■ **Record set**
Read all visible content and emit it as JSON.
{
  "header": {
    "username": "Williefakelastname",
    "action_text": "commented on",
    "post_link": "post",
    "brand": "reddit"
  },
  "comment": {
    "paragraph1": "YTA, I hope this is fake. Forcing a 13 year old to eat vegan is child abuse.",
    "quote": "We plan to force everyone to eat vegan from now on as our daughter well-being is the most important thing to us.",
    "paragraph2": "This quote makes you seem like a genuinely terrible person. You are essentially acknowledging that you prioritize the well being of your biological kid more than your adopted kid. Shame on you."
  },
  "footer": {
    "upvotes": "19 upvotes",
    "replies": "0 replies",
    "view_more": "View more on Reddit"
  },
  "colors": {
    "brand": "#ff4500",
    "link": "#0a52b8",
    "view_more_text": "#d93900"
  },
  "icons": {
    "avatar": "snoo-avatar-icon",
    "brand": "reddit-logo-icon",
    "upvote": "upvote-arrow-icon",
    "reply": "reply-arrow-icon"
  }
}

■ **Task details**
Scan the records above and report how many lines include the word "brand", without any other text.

■ **Result below**
3